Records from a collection

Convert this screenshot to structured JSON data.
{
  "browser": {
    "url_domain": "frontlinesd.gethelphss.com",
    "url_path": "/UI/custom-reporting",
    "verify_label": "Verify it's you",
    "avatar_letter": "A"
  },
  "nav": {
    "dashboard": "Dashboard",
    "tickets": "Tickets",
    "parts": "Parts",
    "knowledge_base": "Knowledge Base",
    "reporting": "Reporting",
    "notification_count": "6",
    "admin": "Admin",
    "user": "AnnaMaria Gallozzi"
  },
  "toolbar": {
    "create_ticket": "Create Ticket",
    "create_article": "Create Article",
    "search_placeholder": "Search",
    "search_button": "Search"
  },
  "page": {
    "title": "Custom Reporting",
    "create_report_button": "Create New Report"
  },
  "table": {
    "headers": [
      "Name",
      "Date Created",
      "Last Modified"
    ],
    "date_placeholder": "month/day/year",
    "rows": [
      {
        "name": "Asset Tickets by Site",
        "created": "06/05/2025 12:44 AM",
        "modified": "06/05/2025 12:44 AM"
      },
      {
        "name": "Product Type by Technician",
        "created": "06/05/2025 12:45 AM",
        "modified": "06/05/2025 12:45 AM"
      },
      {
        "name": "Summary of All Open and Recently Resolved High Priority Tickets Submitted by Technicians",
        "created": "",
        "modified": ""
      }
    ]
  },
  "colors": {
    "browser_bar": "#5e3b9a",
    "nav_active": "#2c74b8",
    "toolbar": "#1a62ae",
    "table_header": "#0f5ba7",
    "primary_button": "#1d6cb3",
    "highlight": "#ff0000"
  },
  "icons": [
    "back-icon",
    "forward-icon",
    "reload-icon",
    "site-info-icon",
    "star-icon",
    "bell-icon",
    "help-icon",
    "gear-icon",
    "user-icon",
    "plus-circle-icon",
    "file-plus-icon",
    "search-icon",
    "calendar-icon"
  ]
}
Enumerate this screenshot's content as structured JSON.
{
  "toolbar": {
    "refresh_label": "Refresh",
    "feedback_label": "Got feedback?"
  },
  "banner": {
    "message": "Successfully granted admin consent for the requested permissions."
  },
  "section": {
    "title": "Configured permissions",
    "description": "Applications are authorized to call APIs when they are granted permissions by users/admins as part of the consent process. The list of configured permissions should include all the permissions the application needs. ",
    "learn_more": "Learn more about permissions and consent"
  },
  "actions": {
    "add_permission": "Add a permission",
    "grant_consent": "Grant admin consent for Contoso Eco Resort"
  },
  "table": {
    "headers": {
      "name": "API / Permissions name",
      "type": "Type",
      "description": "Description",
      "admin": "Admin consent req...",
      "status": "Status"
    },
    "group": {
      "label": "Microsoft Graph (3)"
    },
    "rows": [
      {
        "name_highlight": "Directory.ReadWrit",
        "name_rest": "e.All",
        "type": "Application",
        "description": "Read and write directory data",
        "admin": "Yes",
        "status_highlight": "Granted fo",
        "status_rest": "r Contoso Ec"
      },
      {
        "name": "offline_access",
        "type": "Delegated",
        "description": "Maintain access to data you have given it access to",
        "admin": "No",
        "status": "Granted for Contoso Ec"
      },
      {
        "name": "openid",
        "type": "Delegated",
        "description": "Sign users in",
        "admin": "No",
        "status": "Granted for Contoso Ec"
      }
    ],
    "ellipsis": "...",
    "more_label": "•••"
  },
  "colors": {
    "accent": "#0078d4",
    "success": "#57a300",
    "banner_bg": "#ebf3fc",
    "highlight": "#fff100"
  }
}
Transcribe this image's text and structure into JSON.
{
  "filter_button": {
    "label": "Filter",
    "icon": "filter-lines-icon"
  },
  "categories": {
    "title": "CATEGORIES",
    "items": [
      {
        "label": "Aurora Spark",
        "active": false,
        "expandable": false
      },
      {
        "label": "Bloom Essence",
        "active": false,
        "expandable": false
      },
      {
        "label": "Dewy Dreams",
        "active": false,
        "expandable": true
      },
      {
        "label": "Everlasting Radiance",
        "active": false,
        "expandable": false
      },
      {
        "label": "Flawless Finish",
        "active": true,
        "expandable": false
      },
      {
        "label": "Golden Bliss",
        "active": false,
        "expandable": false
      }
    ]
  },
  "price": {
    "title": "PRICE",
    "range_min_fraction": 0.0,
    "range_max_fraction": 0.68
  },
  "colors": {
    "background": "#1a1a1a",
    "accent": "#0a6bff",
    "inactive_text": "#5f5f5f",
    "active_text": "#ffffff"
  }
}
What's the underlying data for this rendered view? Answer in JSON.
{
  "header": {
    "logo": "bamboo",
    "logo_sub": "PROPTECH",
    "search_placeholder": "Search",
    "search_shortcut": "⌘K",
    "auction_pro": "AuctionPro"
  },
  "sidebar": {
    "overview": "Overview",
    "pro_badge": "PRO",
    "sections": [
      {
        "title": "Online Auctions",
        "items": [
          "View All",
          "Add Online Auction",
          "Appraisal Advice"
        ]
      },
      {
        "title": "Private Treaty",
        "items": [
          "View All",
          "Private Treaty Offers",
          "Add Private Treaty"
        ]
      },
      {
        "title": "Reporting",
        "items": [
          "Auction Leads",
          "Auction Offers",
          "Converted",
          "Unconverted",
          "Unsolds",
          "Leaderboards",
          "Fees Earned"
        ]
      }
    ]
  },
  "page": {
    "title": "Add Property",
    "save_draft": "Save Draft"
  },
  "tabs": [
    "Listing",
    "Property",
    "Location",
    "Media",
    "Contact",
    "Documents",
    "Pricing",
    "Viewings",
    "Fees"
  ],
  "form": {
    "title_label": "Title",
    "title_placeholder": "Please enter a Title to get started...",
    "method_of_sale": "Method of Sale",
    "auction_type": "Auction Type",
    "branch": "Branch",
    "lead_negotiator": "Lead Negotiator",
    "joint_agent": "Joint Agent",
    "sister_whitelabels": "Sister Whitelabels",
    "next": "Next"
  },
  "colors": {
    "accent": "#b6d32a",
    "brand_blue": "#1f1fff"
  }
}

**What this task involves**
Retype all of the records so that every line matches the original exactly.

**Reply to the task**
Convert this screenshot to structured JSON data.
{
  "browser": {
    "url_domain": "frontlinesd.gethelphss.com",
    "url_path": "/UI/custom-reporting",
    "verify_label": "Verify it's you",
    "avatar_letter": "A"
  },
  "nav": {
    "dashboard": "Dashboard",
    "tickets": "Tickets",
    "parts": "Parts",
    "knowledge_base": "Knowledge Base",
    "reporting": "Reporting",
    "notification_count": "6",
    "admin": "Admin",
    "user": "AnnaMaria Gallozzi"
  },
  "toolbar": {
    "create_ticket": "Create Ticket",
    "create_article": "Create Article",
    "search_placeholder": "Search",
    "search_button": "Search"
  },
  "page": {
    "title": "Custom Reporting",
    "create_report_button": "Create New Report"
  },
  "table": {
    "headers": [
      "Name",
      "Date Created",
      "Last Modified"
    ],
    "date_placeholder": "month/day/year",
    "rows": [
      {
        "name": "Asset Tickets by Site",
        "created": "06/05/2025 12:44 AM",
        "modified": "06/05/2025 12:44 AM"
      },
      {
        "name": "Product Type by Technician",
        "created": "06/05/2025 12:45 AM",
        "modified": "06/05/2025 12:45 AM"
      },
      {
        "name": "Summary of All Open and Recently Resolved High Priority Tickets Submitted by Technicians",
        "created": "",
        "modified": ""
      }
    ]
  },
  "colors": {
    "browser_bar": "#5e3b9a",
    "nav_active": "#2c74b8",
    "toolbar": "#1a62ae",
    "table_header": "#0f5ba7",
    "primary_button": "#1d6cb3",
    "highlight": "#ff0000"
  },
  "icons": [
    "back-icon",
    "forward-icon",
    "reload-icon",
    "site-info-icon",
    "star-icon",
    "bell-icon",
    "help-icon",
    "gear-icon",
    "user-icon",
    "plus-circle-icon",
    "file-plus-icon",
    "search-icon",
    "calendar-icon"
  ]
}
Enumerate this screenshot's content as structured JSON.
{
  "toolbar": {
    "refresh_label": "Refresh",
    "feedback_label": "Got feedback?"
  },
  "banner": {
    "message": "Successfully granted admin consent for the requested permissions."
  },
  "section": {
    "title": "Configured permissions",
    "description": "Applications are authorized to call APIs when they are granted permissions by users/admins as part of the consent process. The list of configured permissions should include all the permissions the application needs. ",
    "learn_more": "Learn more about permissions and consent"
  },
  "actions": {
    "add_permission": "Add a permission",
    "grant_consent": "Grant admin consent for Contoso Eco Resort"
  },
  "table": {
    "headers": {
      "name": "API / Permissions name",
      "type": "Type",
      "description": "Description",
      "admin": "Admin consent req...",
      "status": "Status"
    },
    "group": {
      "label": "Microsoft Graph (3)"
    },
    "rows": [
      {
        "name_highlight": "Directory.ReadWrit",
        "name_rest": "e.All",
        "type": "Application",
        "description": "Read and write directory data",
        "admin": "Yes",
        "status_highlight": "Granted fo",
        "status_rest": "r Contoso Ec"
      },
      {
        "name": "offline_access",
        "type": "Delegated",
        "description": "Maintain access to data you have given it access to",
        "admin": "No",
        "status": "Granted for Contoso Ec"
      },
      {
        "name": "openid",
        "type": "Delegated",
        "description": "Sign users in",
        "admin": "No",
        "status": "Granted for Contoso Ec"
      }
    ],
    "ellipsis": "...",
    "more_label": "•••"
  },
  "colors": {
    "accent": "#0078d4",
    "success": "#57a300",
    "banner_bg": "#ebf3fc",
    "highlight": "#fff100"
  }
}
Transcribe this image's text and structure into JSON.
{
  "filter_button": {
    "label": "Filter",
    "icon": "filter-lines-icon"
  },
  "categories": {
    "title": "CATEGORIES",
    "items": [
      {
        "label": "Aurora Spark",
        "active": false,
        "expandable": false
      },
      {
        "label": "Bloom Essence",
        "active": false,
        "expandable": false
      },
      {
        "label": "Dewy Dreams",
        "active": false,
        "expandable": true
      },
      {
        "label": "Everlasting Radiance",
        "active": false,
        "expandable": false
      },
      {
        "label": "Flawless Finish",
        "active": true,
        "expandable": false
      },
      {
        "label": "Golden Bliss",
        "active": false,
        "expandable": false
      }
    ]
  },
  "price": {
    "title": "PRICE",
    "range_min_fraction": 0.0,
    "range_max_fraction": 0.68
  },
  "colors": {
    "background": "#1a1a1a",
    "accent": "#0a6bff",
    "inactive_text": "#5f5f5f",
    "active_text": "#ffffff"
  }
}
What's the underlying data for this rendered view? Answer in JSON.
{
  "header": {
    "logo": "bamboo",
    "logo_sub": "PROPTECH",
    "search_placeholder": "Search",
    "search_shortcut": "⌘K",
    "auction_pro": "AuctionPro"
  },
  "sidebar": {
    "overview": "Overview",
    "pro_badge": "PRO",
    "sections": [
      {
        "title": "Online Auctions",
        "items": [
          "View All",
          "Add Online Auction",
          "Appraisal Advice"
        ]
      },
      {
        "title": "Private Treaty",
        "items": [
          "View All",
          "Private Treaty Offers",
          "Add Private Treaty"
        ]
      },
      {
        "title": "Reporting",
        "items": [
          "Auction Leads",
          "Auction Offers",
          "Converted",
          "Unconverted",
          "Unsolds",
          "Leaderboards",
          "Fees Earned"
        ]
      }
    ]
  },
  "page": {
    "title": "Add Property",
    "save_draft": "Save Draft"
  },
  "tabs": [
    "Listing",
    "Property",
    "Location",
    "Media",
    "Contact",
    "Documents",
    "Pricing",
    "Viewings",
    "Fees"
  ],
  "form": {
    "title_label": "Title",
    "title_placeholder": "Please enter a Title to get started...",
    "method_of_sale": "Method of Sale",
    "auction_type": "Auction Type",
    "branch": "Branch",
    "lead_negotiator": "Lead Negotiator",
    "joint_agent": "Joint Agent",
    "sister_whitelabels": "Sister Whitelabels",
    "next": "Next"
  },
  "colors": {
    "accent": "#b6d32a",
    "brand_blue": "#1f1fff"
  }
}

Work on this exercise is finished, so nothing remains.